__Instructions for the task__. Among the entries below, find the lines with the word "screenshot" and copy them.

+++ Data +++

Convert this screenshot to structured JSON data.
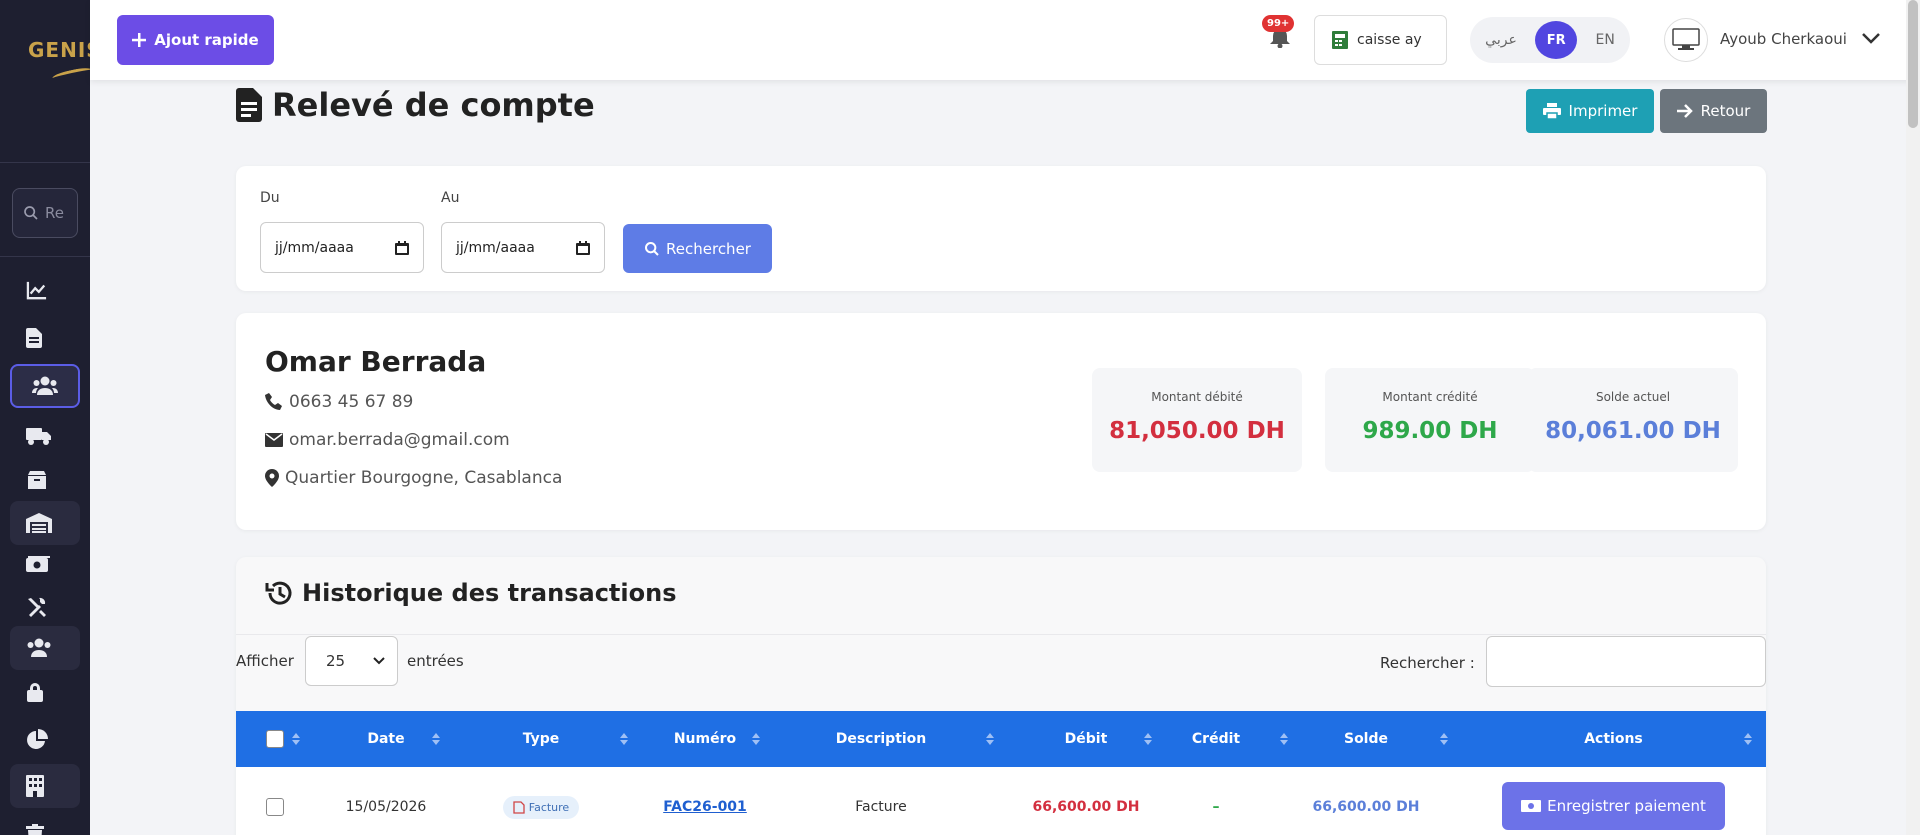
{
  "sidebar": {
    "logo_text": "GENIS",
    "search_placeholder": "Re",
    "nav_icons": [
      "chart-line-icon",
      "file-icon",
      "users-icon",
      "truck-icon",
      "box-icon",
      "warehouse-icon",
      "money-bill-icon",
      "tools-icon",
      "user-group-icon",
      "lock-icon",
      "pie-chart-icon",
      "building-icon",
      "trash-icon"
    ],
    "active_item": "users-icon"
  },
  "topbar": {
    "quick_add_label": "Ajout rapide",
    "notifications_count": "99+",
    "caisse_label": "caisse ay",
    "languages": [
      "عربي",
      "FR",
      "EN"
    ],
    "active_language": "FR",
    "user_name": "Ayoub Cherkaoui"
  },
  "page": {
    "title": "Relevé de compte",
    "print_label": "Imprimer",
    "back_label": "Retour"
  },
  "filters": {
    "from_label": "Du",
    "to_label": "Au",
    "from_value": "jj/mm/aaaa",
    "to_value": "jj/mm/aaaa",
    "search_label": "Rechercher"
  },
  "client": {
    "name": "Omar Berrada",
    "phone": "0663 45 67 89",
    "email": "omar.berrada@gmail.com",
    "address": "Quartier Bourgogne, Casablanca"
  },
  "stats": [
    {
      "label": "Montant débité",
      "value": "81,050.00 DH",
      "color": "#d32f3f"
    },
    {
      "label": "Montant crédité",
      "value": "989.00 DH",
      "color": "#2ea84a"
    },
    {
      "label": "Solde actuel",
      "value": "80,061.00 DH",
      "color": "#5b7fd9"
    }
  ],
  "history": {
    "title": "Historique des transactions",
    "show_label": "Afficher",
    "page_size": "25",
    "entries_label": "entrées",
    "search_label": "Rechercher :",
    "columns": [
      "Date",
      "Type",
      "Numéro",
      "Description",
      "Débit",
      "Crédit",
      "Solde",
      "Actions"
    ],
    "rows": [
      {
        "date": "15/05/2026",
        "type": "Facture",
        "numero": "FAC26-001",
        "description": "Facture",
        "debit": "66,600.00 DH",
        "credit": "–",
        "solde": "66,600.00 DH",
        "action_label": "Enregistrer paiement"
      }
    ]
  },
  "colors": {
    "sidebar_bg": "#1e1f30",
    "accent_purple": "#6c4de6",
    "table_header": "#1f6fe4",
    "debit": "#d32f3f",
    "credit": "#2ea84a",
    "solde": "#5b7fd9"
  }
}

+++
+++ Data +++

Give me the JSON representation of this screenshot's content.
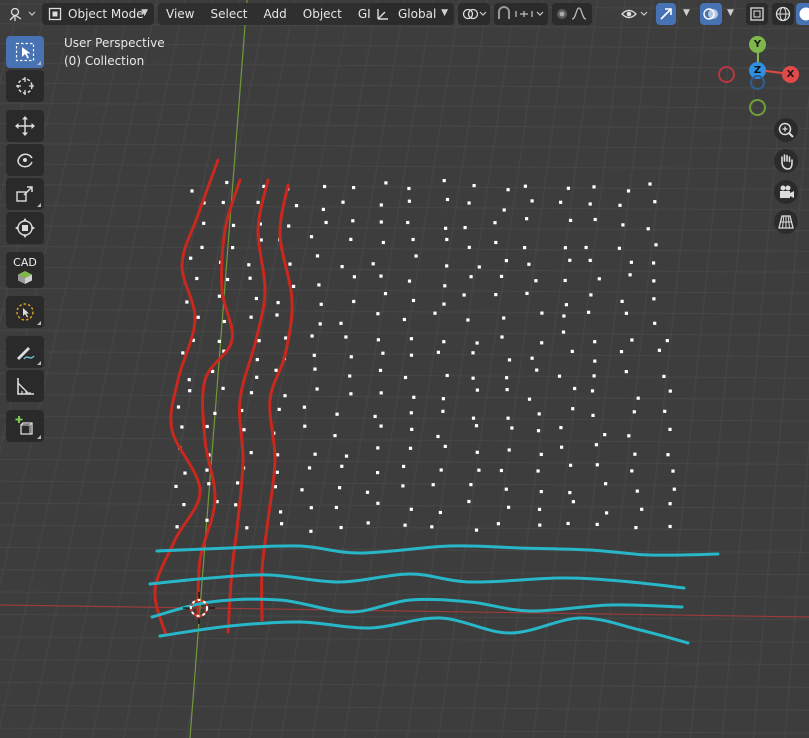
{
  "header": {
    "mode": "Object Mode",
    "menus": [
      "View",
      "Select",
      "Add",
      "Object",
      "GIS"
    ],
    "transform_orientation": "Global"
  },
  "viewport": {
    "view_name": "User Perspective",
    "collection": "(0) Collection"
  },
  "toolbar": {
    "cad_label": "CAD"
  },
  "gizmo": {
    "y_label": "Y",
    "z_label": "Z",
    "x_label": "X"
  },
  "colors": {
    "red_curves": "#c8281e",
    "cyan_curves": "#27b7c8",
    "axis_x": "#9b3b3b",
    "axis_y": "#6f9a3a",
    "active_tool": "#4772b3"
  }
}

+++

__Result of the exercise__.
Convert this screenshot to structured JSON data.
Give me the JSON representation of this screenshot's content.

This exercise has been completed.